++++ Dataset records ++++

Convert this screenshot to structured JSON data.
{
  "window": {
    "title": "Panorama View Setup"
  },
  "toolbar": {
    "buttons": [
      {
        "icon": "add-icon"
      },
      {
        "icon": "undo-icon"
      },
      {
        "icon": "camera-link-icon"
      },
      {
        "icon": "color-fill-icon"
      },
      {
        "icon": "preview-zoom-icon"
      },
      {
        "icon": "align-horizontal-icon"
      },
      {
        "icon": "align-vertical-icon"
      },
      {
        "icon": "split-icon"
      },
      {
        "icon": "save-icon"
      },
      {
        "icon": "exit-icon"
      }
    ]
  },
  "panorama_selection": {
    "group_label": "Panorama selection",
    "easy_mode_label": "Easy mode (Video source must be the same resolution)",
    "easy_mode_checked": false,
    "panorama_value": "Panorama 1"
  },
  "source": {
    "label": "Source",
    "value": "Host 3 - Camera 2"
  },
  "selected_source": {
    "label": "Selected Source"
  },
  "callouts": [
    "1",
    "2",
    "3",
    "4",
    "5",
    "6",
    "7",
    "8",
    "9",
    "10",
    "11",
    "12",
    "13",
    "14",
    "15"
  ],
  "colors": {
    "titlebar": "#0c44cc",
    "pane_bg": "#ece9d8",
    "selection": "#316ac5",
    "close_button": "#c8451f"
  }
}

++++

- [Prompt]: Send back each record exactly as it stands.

- [Result of the task]:
Convert this screenshot to structured JSON data.
{
  "window": {
    "title": "Panorama View Setup"
  },
  "toolbar": {
    "buttons": [
      {
        "icon": "add-icon"
      },
      {
        "icon": "undo-icon"
      },
      {
        "icon": "camera-link-icon"
      },
      {
        "icon": "color-fill-icon"
      },
      {
        "icon": "preview-zoom-icon"
      },
      {
        "icon": "align-horizontal-icon"
      },
      {
        "icon": "align-vertical-icon"
      },
      {
        "icon": "split-icon"
      },
      {
        "icon": "save-icon"
      },
      {
        "icon": "exit-icon"
      }
    ]
  },
  "panorama_selection": {
    "group_label": "Panorama selection",
    "easy_mode_label": "Easy mode (Video source must be the same resolution)",
    "easy_mode_checked": false,
    "panorama_value": "Panorama 1"
  },
  "source": {
    "label": "Source",
    "value": "Host 3 - Camera 2"
  },
  "selected_source": {
    "label": "Selected Source"
  },
  "callouts": [
    "1",
    "2",
    "3",
    "4",
    "5",
    "6",
    "7",
    "8",
    "9",
    "10",
    "11",
    "12",
    "13",
    "14",
    "15"
  ],
  "colors": {
    "titlebar": "#0c44cc",
    "pane_bg": "#ece9d8",
    "selection": "#316ac5",
    "close_button": "#c8451f"
  }
}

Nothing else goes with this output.